However, the Internal Revenue Service appears to be willing to challenge this strategy in court, according an article in the Wall Street Journal, which highlighted a U.S. Tax Court case where the IRS fought the passing down of portfolios of publicly traded securities at a large discount.
How It Works
An FLP is typically established by a married couple who own a business or securities expected to rise in value over time. They wish to pass these assets to their children without incurring a large tax burden on their estate. In creating the FLP, the couple acts as general partners and "gifts" limited partner interests to their children. In doing so, these gifts are removed from the couple's estate for estate-tax purposes, even though the couple keeps control over the assets.
IRS rules say a "partnership" must serve a legitimate business interest. But attorneys have argued that the definition of partnership is wide enough to encompass family involvement in investment decisions related to a security portfolio.

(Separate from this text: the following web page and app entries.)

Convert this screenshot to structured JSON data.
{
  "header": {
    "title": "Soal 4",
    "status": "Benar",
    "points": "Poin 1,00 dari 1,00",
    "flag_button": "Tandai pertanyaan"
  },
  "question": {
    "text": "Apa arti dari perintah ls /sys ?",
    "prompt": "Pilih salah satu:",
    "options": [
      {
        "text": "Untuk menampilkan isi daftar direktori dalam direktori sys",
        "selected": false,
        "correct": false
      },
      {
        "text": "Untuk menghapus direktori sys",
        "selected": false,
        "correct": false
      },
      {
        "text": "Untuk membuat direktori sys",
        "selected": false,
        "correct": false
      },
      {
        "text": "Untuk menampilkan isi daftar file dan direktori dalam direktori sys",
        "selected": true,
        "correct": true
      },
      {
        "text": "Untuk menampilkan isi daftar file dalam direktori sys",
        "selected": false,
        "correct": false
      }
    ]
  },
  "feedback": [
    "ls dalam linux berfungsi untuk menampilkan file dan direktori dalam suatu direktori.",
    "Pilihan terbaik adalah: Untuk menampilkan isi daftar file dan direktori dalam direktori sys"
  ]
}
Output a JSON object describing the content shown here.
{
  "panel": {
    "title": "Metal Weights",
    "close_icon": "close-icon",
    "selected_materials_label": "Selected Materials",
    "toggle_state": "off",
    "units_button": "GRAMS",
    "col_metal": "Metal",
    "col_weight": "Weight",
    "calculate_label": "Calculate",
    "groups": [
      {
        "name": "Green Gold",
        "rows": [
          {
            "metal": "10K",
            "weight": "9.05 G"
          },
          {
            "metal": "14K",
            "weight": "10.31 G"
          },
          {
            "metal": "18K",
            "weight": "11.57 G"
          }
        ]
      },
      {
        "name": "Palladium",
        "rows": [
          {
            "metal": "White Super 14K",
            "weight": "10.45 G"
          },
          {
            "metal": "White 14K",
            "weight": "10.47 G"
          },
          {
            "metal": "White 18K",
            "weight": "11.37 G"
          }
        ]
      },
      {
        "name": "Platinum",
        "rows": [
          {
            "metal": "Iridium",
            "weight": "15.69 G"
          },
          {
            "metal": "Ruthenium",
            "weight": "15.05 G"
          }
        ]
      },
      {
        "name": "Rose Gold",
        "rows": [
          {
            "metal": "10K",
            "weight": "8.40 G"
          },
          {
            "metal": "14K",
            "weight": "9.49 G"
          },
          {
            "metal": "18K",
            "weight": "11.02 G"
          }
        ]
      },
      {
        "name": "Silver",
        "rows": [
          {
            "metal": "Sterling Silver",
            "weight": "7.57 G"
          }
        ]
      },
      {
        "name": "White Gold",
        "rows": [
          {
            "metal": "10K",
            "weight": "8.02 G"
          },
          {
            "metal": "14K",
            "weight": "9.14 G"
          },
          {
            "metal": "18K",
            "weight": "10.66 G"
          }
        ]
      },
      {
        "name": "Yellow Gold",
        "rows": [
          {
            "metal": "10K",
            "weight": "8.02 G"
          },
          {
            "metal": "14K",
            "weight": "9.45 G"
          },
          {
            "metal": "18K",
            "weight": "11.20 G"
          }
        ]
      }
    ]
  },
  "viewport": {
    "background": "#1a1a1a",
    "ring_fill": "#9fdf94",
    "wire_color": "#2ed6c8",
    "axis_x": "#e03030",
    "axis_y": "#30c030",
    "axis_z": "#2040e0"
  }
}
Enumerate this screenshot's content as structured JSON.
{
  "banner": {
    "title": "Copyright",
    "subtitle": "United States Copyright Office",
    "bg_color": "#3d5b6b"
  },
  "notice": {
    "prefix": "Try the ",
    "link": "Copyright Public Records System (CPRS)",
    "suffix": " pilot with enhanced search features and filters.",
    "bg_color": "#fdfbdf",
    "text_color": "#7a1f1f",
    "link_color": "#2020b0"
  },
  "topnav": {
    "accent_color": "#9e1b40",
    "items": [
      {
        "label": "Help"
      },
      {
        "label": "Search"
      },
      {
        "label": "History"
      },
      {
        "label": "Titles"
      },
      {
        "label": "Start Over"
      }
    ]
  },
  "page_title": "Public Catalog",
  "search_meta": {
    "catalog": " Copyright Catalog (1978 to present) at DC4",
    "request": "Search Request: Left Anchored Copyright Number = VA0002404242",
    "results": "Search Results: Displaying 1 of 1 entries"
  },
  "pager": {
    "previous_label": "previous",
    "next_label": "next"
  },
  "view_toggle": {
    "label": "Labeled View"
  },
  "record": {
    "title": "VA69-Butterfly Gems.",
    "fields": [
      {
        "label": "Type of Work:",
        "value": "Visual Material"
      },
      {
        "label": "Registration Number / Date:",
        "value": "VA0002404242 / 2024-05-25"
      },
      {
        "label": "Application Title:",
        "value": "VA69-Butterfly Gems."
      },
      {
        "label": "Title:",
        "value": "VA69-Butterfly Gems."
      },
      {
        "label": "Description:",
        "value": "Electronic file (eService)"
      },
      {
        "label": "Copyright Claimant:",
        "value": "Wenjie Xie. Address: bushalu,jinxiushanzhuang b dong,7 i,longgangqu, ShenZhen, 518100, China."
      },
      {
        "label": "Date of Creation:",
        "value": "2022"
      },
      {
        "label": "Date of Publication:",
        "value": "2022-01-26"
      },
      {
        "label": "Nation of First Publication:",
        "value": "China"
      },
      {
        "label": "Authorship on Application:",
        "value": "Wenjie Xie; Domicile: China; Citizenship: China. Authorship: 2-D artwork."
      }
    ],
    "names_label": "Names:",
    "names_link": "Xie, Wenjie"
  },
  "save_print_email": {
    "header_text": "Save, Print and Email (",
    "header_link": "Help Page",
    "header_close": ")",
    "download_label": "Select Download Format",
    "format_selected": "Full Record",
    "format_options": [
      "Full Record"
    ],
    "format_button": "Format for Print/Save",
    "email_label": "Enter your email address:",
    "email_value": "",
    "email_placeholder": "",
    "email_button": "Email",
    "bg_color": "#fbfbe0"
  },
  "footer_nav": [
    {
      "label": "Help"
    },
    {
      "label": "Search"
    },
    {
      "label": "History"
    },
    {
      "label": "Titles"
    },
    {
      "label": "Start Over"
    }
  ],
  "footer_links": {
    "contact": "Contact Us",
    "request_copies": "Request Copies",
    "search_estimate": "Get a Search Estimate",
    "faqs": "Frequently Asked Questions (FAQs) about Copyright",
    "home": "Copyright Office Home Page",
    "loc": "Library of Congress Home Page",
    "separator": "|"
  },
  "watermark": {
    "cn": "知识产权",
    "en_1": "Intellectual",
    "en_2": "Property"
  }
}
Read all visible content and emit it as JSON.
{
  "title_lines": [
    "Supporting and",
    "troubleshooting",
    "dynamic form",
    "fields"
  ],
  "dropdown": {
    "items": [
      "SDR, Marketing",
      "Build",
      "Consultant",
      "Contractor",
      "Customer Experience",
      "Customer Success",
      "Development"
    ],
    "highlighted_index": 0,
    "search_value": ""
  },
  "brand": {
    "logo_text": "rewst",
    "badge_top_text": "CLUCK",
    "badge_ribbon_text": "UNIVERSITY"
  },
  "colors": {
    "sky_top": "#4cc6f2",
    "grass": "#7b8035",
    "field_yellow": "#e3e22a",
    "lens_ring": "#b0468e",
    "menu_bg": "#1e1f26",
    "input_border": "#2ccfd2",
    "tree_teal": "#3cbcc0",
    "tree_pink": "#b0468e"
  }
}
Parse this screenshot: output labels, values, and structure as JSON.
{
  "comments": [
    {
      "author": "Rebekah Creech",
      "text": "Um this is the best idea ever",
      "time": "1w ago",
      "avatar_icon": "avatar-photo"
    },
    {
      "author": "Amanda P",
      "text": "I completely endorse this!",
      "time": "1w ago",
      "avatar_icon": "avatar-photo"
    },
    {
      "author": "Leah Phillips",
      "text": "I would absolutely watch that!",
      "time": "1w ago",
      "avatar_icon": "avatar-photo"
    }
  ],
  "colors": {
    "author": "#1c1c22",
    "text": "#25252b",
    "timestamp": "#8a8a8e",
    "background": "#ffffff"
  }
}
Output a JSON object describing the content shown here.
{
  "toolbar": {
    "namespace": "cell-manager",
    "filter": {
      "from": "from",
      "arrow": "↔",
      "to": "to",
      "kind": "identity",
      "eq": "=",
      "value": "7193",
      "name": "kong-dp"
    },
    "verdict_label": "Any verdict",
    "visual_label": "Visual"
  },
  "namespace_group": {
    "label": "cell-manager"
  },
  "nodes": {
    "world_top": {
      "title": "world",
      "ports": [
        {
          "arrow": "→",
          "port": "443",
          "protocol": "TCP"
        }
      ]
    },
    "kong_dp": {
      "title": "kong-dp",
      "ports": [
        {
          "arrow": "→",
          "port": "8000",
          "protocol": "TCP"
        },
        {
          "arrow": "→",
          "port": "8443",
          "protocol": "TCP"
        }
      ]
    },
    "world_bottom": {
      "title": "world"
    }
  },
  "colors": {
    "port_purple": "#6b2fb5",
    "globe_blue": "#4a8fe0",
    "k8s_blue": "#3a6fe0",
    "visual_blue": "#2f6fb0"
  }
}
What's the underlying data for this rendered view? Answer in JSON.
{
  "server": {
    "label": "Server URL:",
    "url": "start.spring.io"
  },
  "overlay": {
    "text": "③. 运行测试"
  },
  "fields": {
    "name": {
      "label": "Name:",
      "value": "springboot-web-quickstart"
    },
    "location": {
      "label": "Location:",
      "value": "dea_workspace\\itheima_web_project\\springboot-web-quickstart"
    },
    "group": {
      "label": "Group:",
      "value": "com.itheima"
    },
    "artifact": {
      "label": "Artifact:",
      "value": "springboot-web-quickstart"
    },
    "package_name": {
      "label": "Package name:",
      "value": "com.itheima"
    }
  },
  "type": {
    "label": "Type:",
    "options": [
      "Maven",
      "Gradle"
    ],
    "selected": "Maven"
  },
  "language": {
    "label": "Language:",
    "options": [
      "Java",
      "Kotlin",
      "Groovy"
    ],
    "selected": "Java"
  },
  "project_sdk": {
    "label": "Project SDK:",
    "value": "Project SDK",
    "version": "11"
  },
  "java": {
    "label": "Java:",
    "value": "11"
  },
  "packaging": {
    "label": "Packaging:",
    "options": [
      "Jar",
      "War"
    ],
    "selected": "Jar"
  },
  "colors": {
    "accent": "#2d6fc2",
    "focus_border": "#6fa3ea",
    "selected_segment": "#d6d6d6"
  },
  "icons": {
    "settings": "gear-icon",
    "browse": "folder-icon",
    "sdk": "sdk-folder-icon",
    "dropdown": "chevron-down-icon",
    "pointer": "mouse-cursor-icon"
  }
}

Language in the current tax code supports discounts for lack of control and marketability. But the law doesn't lay down the degree of acceptable discounts, and disagreements between taxpayers and the IRS over the amount often wind up in Tax Court.
In our experience, the kinds of clients that have been a good fit for creating an FLP typically had assets worth more than the current estate tax exemption limit and they'd already blown through their lifetime gift-tax threshold. However, these clients also still wanted or needed to make additional gifts during their lifetime to reduce the size of their estate.
The point of this strategy, the WSJ says, is that the combined value of the limited-partner interests can be reduced in an evaluation by an appraiser from the value of the underlying assets, which results in a lower tax bill. The combined value is lower because limited partners don't control the assets and their individual interests are less marketable than the underlying assets.
Passing down tax-saving discounts to heirs is a big appeal for these kinds of clients. The typical discount range for securities held by such partnerships is 30-38 percent, according to the WSJ article. Lowering the discounts could affect families with "balance sheets dominated by highly liquid assets."
Last year, the estate of someone with a partial interest in a $52 million portfolio of government bonds and blue-chip stocks fought the IRS over the discount in Tax Court, the WSJ reported. The estate's original appraisal put the discount at 70 percent of the underlying $10.4 million market value. The court decided on a $6.5 million valuation, which was a discount of 38 percent.
A new limit on such discounts could weaken the effect of an estate planning strategy often used by clients who have already exhausted tax exemptions for gift giving during their lifetimes.
With the IRS' action in the case described above, there's a risk that the subsequent court ruling could be broadly interpreted to inhibit discounts on other assets, including family-owned businesses.
What Can You Do?
It's difficult to say if this one case may require a complete overhaul of a business-owning client's estate plan. However, it's worthy of consideration and discussion.
Talk to us. If you suspect you or your business owner clients are at risk in this issue or any others, contact our office for a consultation and review.
To learn more about common estate planning issues, check out our free guide, Estate Planning Pitfalls: The 12 Most Common Threats to Your Estate & Your Family's Future, or to discuss your estate planning concerns, please call our office at 919-443-3035 or use our contact form.